SOURCE DATA
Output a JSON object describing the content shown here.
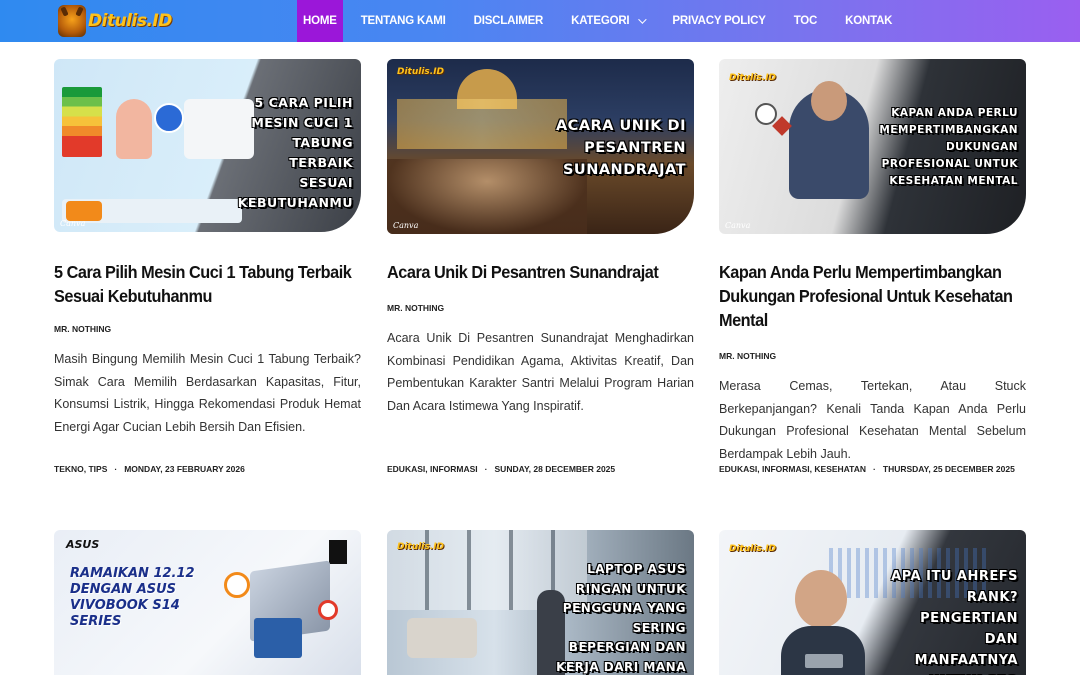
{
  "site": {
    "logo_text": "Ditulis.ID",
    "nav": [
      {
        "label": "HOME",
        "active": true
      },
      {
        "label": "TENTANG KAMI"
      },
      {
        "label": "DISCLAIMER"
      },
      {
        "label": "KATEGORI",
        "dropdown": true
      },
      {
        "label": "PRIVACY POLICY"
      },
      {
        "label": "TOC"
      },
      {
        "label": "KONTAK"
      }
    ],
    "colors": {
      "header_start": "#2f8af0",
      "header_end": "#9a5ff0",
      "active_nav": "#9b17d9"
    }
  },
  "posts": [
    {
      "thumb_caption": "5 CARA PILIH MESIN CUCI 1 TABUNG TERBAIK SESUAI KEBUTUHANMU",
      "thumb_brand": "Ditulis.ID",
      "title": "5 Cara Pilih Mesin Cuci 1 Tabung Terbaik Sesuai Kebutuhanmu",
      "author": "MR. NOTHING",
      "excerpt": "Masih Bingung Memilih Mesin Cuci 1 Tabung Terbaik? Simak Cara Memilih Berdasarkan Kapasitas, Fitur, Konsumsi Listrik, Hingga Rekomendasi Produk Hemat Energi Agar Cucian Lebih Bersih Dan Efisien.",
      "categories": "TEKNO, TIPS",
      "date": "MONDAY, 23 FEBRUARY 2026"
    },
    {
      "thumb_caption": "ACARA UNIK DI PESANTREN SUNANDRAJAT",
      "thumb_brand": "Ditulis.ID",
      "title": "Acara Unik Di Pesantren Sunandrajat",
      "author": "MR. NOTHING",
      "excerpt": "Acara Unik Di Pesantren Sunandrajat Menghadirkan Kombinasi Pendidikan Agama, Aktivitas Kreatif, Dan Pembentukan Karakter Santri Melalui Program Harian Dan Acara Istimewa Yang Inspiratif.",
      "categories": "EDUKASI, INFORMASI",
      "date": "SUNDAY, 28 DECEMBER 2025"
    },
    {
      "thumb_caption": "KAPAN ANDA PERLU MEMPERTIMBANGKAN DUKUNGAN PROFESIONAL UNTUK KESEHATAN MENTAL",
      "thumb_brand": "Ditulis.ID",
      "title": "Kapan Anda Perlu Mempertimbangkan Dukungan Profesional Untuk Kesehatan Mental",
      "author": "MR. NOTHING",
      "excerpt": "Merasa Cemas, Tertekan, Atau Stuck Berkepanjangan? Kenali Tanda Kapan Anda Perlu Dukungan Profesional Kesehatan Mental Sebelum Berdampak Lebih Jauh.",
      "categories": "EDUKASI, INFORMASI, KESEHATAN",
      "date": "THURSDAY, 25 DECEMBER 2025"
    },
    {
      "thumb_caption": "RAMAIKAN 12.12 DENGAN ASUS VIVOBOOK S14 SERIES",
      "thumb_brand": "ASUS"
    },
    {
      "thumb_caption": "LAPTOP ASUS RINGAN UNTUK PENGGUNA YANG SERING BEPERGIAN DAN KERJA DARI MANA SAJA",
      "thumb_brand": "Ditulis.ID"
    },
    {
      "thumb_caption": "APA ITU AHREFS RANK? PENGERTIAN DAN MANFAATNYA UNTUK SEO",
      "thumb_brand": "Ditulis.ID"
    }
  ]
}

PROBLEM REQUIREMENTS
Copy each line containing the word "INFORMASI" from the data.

ANSWER
      "categories": "EDUKASI, INFORMASI",
      "categories": "EDUKASI, INFORMASI, KESEHATAN",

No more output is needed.